Last time I was in Budapest as a little girl and I really wanted to confront these memories with the impressions of an adult. I was very happy to be offered participation in the project that focuses on showing artists from this part of Europe. I admit that we haven’t got to know each other before and I regret that it didn’t happen during the festival. It didn’t work out this time, but I hope that there will be an opportunity to make up for it someday.
You started to flirt with photography during your studies at the Academy of Fine Arts in Warsaw. But what lead you to arts in the first place?
I’ve been interested in art since childhood. Initially, these were various forms of activity typical for most children: long hours spent drawing, painting or molding from clay. The idea of studying art was in the back of my mind throughout this whole period, but the final decision was made in high school and then all my actions went in that direction. I studied at a comprehensive high school, and on top of that in mathematics and physics class, so I had to devote every free moment after school to drawing and painting, and on weekends I travelled by train to Warsaw for lessons and consultations. It was quite an exhausting period, but I also felt satisfaction when I noticed some progress, because I was putting a lot of work into it and I couldn’t imagine back then, that I could do something else in the future.
You developed a unique, captivating style which results in thought-provoking, surreal images reflecting on modern life. Do you think your creative approach changed in the past years? What direction are you moving into?
I think that this style is constantly evolving and there are probably various, more or less noticeable, changes occurring. What is happening at the moment is always some sum of experiences and inspirations from the past. For me, it was also a longer process and you will probably be able to notice some changes in each subsequent project.
Do you have a favourite picture or one which you are especially proud of?
I don’t think I have a favorite one. Rather, I am the type of person who, during work, devotes absolutely all energy to what they do, but then looks at it all with a rather critical eye. It helps me calmly assess the final result and look for any possible shortcomings. I usually put the finished works away for some time and come back to them again to look at them with a fresh eye, like a viewer. Satisfaction comes when I manage to achieve the intended effect.
Nobody knows when this absurd period ends, but one thing is for sure: nothing will be the same again. What do you expect (or hope) now about the post-corona world?
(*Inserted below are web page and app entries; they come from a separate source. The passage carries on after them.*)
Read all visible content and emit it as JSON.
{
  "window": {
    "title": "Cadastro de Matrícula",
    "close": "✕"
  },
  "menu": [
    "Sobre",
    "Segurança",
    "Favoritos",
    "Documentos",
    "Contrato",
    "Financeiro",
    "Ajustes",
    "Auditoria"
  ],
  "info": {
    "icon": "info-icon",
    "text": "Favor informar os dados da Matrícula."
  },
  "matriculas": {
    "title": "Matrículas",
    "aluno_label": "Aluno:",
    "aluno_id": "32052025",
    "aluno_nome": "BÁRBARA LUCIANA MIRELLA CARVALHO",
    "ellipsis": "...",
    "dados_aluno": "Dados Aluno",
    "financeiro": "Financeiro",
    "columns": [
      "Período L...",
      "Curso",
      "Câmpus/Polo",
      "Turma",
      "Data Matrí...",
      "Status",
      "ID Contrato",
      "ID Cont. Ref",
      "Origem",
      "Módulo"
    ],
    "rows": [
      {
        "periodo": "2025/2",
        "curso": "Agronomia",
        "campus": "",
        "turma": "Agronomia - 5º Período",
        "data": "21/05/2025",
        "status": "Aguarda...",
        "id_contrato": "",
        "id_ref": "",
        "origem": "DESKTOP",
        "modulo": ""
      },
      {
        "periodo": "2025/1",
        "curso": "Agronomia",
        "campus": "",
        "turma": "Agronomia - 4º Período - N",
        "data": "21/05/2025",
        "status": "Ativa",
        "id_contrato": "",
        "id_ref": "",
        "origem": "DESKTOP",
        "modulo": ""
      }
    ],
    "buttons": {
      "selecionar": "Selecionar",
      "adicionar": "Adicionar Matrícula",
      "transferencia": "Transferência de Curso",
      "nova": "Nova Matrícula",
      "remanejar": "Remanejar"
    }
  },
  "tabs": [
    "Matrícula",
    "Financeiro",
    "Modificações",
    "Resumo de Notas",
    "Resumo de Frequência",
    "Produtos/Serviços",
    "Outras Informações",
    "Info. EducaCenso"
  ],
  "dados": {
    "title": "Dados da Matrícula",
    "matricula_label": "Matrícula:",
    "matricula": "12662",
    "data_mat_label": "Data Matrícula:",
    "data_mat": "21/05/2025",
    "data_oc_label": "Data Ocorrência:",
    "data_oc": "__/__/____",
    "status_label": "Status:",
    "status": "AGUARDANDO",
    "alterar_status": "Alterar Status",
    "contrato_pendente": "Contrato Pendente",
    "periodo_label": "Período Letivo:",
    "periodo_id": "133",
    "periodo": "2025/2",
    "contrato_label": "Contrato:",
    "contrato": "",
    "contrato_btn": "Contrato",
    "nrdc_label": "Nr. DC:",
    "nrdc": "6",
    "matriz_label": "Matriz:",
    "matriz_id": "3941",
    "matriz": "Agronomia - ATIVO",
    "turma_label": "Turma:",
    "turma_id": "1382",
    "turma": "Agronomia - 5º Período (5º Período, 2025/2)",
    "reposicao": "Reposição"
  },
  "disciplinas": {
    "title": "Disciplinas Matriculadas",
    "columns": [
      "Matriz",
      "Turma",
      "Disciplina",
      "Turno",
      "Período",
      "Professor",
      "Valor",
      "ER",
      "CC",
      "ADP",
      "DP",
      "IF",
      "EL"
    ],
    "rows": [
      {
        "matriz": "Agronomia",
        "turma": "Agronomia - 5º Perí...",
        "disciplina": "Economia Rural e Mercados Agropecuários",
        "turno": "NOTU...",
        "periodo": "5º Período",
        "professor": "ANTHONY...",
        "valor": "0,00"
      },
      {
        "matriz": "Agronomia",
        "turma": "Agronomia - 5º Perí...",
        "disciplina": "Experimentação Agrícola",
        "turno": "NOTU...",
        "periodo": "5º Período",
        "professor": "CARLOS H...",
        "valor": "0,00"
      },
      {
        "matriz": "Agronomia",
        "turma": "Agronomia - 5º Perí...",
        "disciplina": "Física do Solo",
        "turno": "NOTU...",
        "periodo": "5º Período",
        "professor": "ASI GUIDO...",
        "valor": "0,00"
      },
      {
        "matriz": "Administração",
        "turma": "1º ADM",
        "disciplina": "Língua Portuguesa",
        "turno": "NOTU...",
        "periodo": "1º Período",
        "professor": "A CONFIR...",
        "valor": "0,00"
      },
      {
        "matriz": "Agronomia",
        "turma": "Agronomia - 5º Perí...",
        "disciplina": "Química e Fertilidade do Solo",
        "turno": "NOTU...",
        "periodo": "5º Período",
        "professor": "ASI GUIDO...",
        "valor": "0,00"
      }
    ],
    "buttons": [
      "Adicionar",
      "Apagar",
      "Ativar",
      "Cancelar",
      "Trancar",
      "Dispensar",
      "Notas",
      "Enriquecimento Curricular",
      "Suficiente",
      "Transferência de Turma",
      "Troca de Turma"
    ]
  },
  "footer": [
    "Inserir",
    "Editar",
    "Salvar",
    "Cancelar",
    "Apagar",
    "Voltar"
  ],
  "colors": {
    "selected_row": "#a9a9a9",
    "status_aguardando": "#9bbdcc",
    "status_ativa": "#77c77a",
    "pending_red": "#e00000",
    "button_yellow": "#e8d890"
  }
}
I think there will be some re-evaluation in the modern world. Maybe not for long, but for some time we will be focused on our vicinity, on the most basic needs. We will think about what we can give up and what we want to get back to as soon as possible. We may be willing to give away some of our freedom forever in the name of fighting for the safety of society. What is happening now will most likely bring various permanent changes to our daily lives. Some of them can already be predicted, while others can’t even possibly be imagined. Art, which helps us so much during quarantine, may be pushed to the background for some time or take completely new forms. It’s what facilitates the passage of this quarantine time, because probably many people can hardly imagine this time without music, movies or other forms of creativity. Perhaps we will realize that art maybe also belongs to basic human needs?
Interview by: Kornél Kocsány